The sections, and their accompanying data, were essential for planning the supply of tin to the processing mill, with blocks of different grade being ‘blended’ to give a consistent feed, of around 1.5% Sn, to the mill. Various blocks, within a 3 month cycle, would be earmarked for extraction and it was of prime importance that the grade and tonnage assigned to each block was as accurate as possible to ensure a steady supply of ore, at the right grade (too rich, or too poor, and the mill would become inefficient and valuable tin concentrate could be lost – contaminants such as Wolfram and Arsenopyrite also had to be carefully monitored).
South Crofty Mine Long Sections
The following lode sections appeared in the closure reserve of South Crofty Mine produced by Mark Owen (Chief Geologist) and Nick Le Boutillier (Senior Geologist) on March 6th 1998, the official date of closure of the mine. This document catalogued the in-situ resources still existing in the mine on that date, which consisted of :-
93,800 tonnes at 1.66% Sn (measured).
636,950 tonnes at 1.45% Sn (indicated)
2,172,850 tonnes at 1.48% Sn (inferred)

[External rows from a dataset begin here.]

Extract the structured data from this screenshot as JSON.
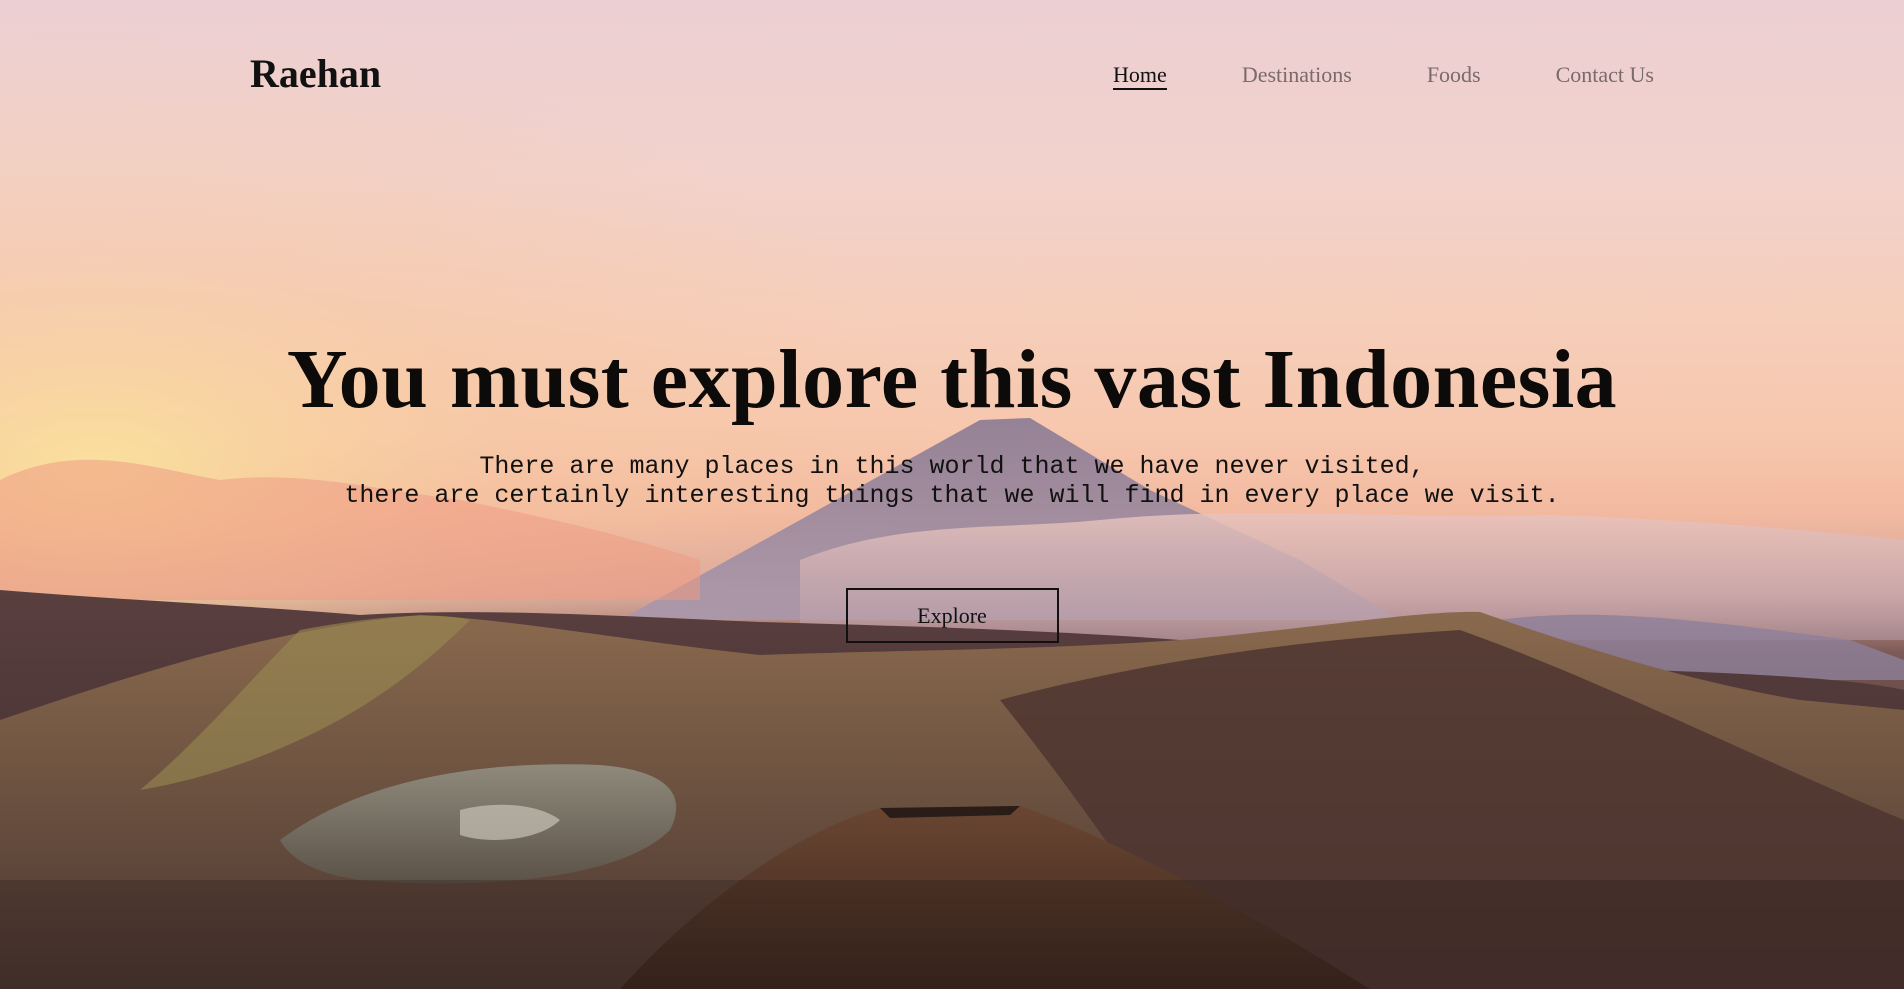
{
  "brand": {
    "name": "Raehan"
  },
  "nav": {
    "items": [
      {
        "label": "Home",
        "active": true
      },
      {
        "label": "Destinations",
        "active": false
      },
      {
        "label": "Foods",
        "active": false
      },
      {
        "label": "Contact Us",
        "active": false
      }
    ]
  },
  "hero": {
    "headline": "You must explore this vast Indonesia",
    "subtitle_line1": "There are many places in this world that we have never visited,",
    "subtitle_line2": "there are certainly interesting things that we will find in every place we visit.",
    "cta_label": "Explore"
  },
  "colors": {
    "sky_top": "#eccfd2",
    "sky_glow": "#f7c7ad",
    "mountain_dark": "#2f2220",
    "text": "#111111",
    "nav_muted": "#7a6a6a"
  }
}
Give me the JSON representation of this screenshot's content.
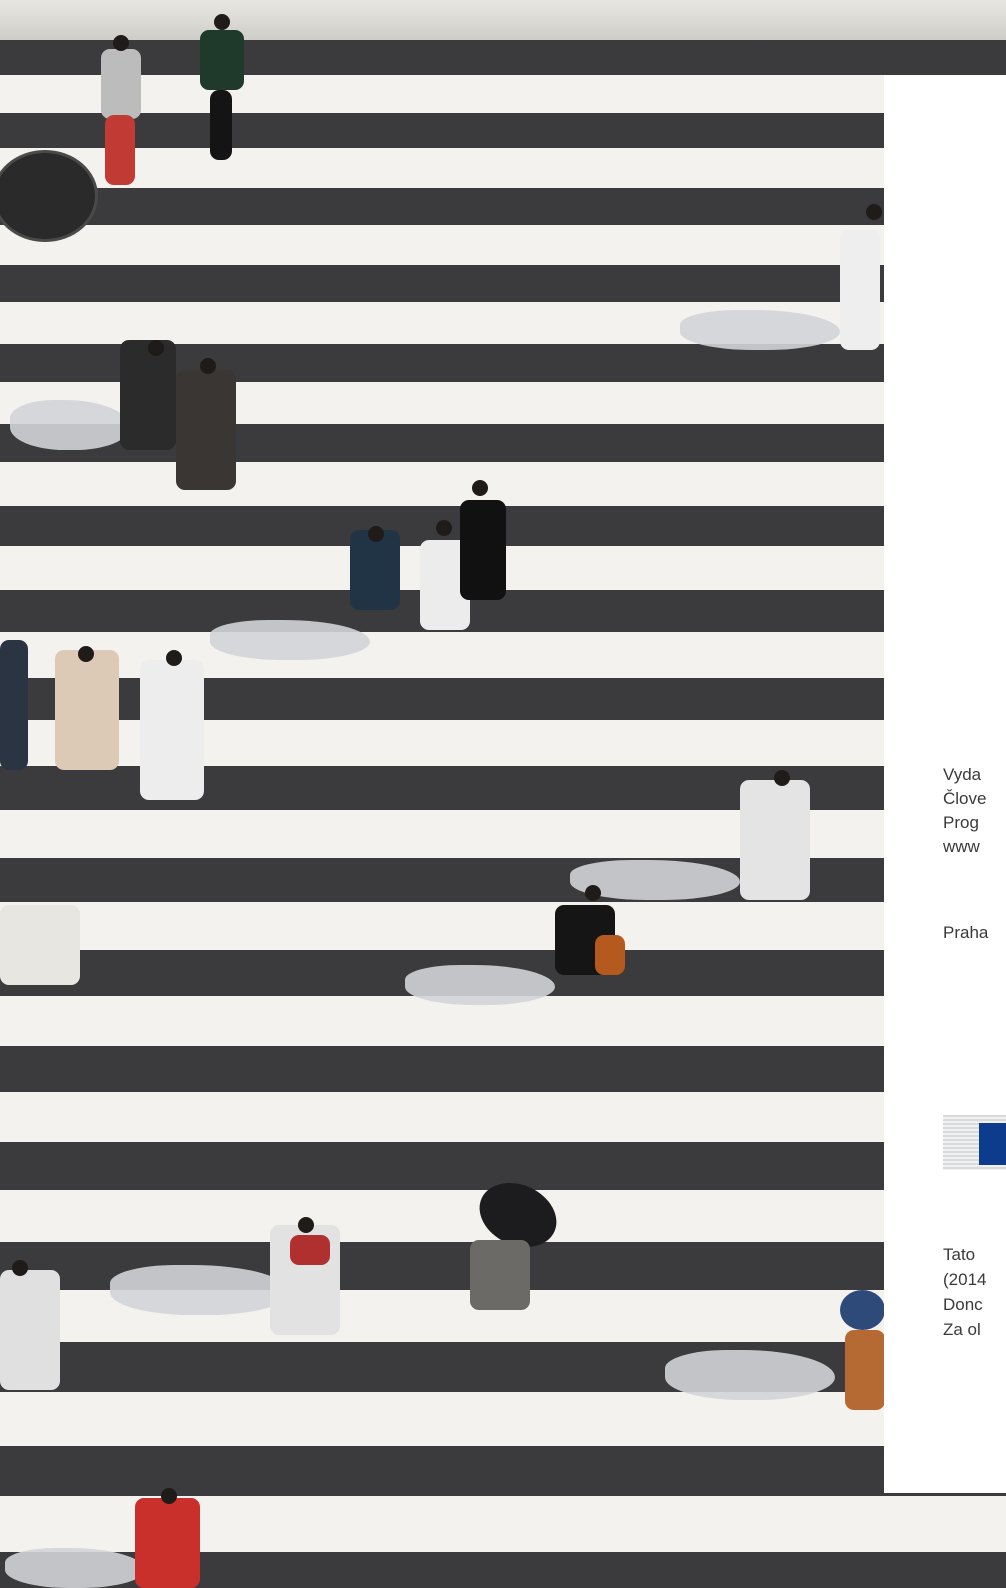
{
  "colophon": {
    "lines_1": [
      "Vyda",
      "Člove",
      "Prog",
      "www"
    ],
    "place": "Praha",
    "lines_2": [
      "Tato",
      "(2014",
      "Donc",
      "Za ol"
    ]
  },
  "logo": {
    "name": "eu-logo",
    "flag_color": "#0e3c8c"
  },
  "photo": {
    "subject": "pedestrian-crossing",
    "stripe_color": "#f3f2ef",
    "asphalt_color": "#3b3b3d"
  }
}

Giving at total identified resource of 2,903,600 tonnes at 1.48% Sn, though only a little over 730,000 tonnes could be demonstrated with any high degree of confidence. It should be borne in mind that this is a geological resource and simply reflects what is in the ground without any economics being applied to it (can it be extracted at a profit?). Many of the reserve blocks were uneconomic for a variety of factors (too distant from the hoisting shaft, low grade, blocked off or radon-rich workings, cost of putting in air and track more than the value of tin contained, etc) and would likely never be worked under normal circumstances. At the time of closure, due to a lack of development and exploration in the last 6 months or more of working, there were only weeks of ore left on the books. To be viable in the future, a massive exploration program would be required to uprate the available ore. The existence of a ‘tin zone’ had been identified at South Crofty, where cassiterite concentrations reached an optimum level (this economic zone would pinch an swell according to the tin price as grades fell towards the upper and lower margins, but maintain its attitude, etc) based on temperature at the time of deposition. This zone dipped at a shallow angle in the same direction as the granite contact and meant that lodes to the north and northwest became viable at progressively deeper levels in those directions. Exploration was due to focus on lodes known (but uneconomic) at 360fm and 380fm north of Providence Lode and Roskear A Lode to see if they were viable at 420fm and below, just before the closure of the mine was announced.
The sections below were drawn by Nick Le Boutillier in AutoCAD as part of a drive to digitise the lode sections. Originally the sections were draughted by hand onto film by the mine’s draughtsmen, including Ken Docherty and the late Nick Talbott (also a well-known local artist specialising in mining and railway scenes).